Bird's Eye View
Corinne Kendall— 30 March 2011 — in East Africa Project Share
How does a vulture see the world? So much of my research involves the belief that I have some understanding of this, yet how could an animal that spends its entire life on the ground, possibly understand the perceptions of one that spends its entirety in the air. Others have recognized the err in trying to study vultures from the savannah floor and have taken to the air. In fact so much so that when I first decided to study vultures one of the first things my previous advisor said to me was “just promise not to use an ultralight.” Several brilliant and dedicated field researchers have lost their lives in airplanes. Even one of the people with whom I work who has used planes to study vultures has been in several crashes of his own, so its no wonder the concern. Still while studying the foraging behavior, habitat use, and movement of vultures has worked quite well from the seat of my car, I am still curious as to what the landscape must look like from the air. So when I got the chance to fly up in a two-seater plane I was very excited.
The plane I would be taking was going over Athi River area just some 50 km from Nairobi. The Athi-Kapiti plains have proved important for vultures with one of my tagged Lappets spending nearly a month there feasting on the afterbirth and sick calves of Athi’s own migratory wildebeest herds (that move from there to Nairobi National Park). As I sat down in the tiny blue aircraft and smiled at the pilot, I hoped that my usual airsickness wouldn’t ruin the journey. I then buckled my seatbelt – always a good idea when the plane has no doors – and put on my helmet.
“See the ball at the end of your armrest,” said the pilot. “That’s the throttle, so try not to pull it.” I looked towards my feet. “And see the peddles, those control the steering so try not to press them.” As I wondered how I would curl into a ball in this tiny plane so as not to press anything accidently, the pilot checked the fuel gauge and promptly took off.
I’ve seen savannahs from the air before but never with vultures so strongly in mind. No wonder they can find carcasses so quickly. You could see for kms on the ground below flying just a few hundred meters up and the sky around was so clear. I could easily imagine watching my fellow vultures drop from the clouds and quickly soaring over to follow them down to the food. The wildebeest and zebras below took no notice of us and we could simply scan the ground for food. Everything looked like a toy model – with trees sticking up like toothpicks and the height of the grass almost unperceivable. It was simply stunning and I was sad, though relieved, when it was time to land. What a gift it must be to see the world this way everyday as a vulture does!

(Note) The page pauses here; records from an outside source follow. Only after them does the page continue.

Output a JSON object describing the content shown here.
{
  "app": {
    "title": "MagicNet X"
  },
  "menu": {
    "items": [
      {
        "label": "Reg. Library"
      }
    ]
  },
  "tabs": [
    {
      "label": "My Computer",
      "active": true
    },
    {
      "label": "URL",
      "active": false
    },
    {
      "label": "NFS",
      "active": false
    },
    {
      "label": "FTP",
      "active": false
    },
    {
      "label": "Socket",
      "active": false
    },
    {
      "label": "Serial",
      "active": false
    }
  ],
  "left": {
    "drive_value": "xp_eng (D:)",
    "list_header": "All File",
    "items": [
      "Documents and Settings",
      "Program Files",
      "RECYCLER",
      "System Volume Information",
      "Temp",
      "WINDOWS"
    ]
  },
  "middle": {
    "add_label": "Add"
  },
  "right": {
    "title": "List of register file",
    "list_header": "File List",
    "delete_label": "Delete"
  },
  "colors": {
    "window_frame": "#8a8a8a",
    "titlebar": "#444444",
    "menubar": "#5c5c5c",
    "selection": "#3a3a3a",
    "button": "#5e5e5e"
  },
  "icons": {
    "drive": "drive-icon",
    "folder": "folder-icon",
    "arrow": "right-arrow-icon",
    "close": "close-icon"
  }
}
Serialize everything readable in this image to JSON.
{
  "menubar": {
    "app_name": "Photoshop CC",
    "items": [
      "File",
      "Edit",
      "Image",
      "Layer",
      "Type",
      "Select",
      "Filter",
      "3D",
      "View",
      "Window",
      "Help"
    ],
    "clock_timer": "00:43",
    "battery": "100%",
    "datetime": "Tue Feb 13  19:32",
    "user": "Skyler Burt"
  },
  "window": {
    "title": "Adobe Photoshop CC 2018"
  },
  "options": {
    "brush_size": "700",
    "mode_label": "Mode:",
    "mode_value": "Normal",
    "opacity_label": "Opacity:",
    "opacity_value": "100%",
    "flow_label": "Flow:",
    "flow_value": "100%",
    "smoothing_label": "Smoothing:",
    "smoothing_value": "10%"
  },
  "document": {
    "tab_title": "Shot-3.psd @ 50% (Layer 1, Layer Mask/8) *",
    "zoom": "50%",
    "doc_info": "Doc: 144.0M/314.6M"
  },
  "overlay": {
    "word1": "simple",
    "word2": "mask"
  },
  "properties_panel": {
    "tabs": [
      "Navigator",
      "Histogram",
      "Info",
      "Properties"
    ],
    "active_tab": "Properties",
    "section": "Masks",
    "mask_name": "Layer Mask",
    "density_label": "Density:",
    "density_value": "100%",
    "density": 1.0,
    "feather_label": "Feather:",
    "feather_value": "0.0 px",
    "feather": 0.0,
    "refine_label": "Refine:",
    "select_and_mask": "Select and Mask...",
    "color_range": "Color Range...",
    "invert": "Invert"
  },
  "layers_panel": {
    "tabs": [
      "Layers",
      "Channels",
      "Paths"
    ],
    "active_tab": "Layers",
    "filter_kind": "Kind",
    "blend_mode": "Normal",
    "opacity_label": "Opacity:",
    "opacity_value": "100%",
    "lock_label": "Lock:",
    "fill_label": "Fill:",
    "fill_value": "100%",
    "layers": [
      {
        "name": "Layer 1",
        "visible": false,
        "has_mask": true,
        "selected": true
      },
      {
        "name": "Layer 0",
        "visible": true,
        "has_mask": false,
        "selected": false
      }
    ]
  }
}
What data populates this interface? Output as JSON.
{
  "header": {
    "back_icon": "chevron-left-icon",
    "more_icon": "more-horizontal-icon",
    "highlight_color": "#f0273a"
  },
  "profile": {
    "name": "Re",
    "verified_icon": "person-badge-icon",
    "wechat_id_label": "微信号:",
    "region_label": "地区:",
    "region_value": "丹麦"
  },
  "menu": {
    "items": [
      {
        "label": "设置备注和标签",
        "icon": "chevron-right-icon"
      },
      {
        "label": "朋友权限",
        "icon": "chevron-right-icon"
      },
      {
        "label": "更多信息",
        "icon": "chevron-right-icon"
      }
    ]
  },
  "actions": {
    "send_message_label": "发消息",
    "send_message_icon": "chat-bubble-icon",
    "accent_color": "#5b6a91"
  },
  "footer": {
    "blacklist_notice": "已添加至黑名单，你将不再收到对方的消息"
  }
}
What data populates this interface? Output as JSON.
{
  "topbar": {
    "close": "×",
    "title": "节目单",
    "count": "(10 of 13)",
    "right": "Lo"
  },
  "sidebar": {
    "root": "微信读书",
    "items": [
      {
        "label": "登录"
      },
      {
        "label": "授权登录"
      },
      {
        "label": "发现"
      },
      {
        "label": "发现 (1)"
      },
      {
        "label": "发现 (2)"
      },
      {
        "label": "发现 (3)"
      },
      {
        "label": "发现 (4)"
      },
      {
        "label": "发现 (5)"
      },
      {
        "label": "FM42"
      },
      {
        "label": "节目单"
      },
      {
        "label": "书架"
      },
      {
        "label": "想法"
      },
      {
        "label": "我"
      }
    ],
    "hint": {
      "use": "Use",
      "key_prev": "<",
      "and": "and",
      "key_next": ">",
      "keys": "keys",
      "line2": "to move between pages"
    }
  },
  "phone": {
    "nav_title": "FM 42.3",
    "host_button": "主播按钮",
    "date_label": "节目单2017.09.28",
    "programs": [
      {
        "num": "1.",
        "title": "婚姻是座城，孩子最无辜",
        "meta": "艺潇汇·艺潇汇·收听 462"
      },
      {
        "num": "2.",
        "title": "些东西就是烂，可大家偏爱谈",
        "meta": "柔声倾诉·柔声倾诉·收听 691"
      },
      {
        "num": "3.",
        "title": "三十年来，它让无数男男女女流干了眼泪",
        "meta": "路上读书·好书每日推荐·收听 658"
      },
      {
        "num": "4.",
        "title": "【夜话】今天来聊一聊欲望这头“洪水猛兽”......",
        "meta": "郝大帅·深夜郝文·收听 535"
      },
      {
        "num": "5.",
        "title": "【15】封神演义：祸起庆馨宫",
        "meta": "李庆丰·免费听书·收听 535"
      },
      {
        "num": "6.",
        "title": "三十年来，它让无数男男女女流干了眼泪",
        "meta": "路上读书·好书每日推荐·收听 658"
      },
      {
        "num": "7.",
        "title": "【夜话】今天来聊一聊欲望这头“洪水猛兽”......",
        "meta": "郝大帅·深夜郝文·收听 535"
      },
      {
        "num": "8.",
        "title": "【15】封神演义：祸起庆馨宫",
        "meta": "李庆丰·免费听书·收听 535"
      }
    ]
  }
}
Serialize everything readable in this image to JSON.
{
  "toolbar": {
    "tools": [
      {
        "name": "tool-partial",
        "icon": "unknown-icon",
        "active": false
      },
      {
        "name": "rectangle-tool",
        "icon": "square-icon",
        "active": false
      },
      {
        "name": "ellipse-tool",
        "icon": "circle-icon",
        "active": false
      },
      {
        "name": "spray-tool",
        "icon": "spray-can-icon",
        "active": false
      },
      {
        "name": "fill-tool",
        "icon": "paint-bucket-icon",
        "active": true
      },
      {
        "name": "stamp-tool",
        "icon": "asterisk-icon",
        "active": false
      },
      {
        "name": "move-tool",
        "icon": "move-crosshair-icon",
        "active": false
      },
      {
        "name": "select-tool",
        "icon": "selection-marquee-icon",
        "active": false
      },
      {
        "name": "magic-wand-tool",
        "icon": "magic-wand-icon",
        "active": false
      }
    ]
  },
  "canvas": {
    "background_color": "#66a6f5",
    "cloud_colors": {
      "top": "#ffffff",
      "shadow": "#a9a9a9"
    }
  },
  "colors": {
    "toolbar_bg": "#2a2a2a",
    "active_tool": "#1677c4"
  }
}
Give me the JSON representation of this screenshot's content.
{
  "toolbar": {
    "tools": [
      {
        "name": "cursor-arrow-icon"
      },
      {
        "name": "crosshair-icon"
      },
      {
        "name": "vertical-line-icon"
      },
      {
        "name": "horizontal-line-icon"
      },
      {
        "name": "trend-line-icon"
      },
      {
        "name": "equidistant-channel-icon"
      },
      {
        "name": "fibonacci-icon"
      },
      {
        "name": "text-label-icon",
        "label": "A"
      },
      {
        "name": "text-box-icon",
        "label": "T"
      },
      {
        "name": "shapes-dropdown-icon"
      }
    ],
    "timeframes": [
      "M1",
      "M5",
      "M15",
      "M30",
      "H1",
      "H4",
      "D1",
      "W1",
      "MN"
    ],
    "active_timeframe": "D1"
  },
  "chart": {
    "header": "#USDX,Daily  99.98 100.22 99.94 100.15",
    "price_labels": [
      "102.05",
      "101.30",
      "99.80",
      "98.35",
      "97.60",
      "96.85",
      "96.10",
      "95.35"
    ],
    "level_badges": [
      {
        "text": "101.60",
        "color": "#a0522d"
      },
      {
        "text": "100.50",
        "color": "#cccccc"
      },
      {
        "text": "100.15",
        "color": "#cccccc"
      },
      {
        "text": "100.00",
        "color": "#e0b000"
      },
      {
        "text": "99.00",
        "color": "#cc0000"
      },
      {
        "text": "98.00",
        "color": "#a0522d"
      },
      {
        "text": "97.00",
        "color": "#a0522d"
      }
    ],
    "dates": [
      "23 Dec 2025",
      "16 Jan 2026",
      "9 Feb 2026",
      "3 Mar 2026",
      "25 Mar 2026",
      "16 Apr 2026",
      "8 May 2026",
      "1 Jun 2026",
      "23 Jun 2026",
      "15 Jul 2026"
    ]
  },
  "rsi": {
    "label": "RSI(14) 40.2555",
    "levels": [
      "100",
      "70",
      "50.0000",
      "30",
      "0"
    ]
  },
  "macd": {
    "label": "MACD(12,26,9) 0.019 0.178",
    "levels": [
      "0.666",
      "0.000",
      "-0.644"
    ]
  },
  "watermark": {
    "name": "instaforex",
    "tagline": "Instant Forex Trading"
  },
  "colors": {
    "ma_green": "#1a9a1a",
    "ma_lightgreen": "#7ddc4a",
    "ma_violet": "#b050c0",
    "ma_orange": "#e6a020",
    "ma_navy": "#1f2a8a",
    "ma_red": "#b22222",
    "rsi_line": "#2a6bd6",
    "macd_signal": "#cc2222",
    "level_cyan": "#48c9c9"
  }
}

Find more articles about , Africa
Our Conservation Projects
Species we work with
Where we work
|Unknown column 'Hits' in 'field list'|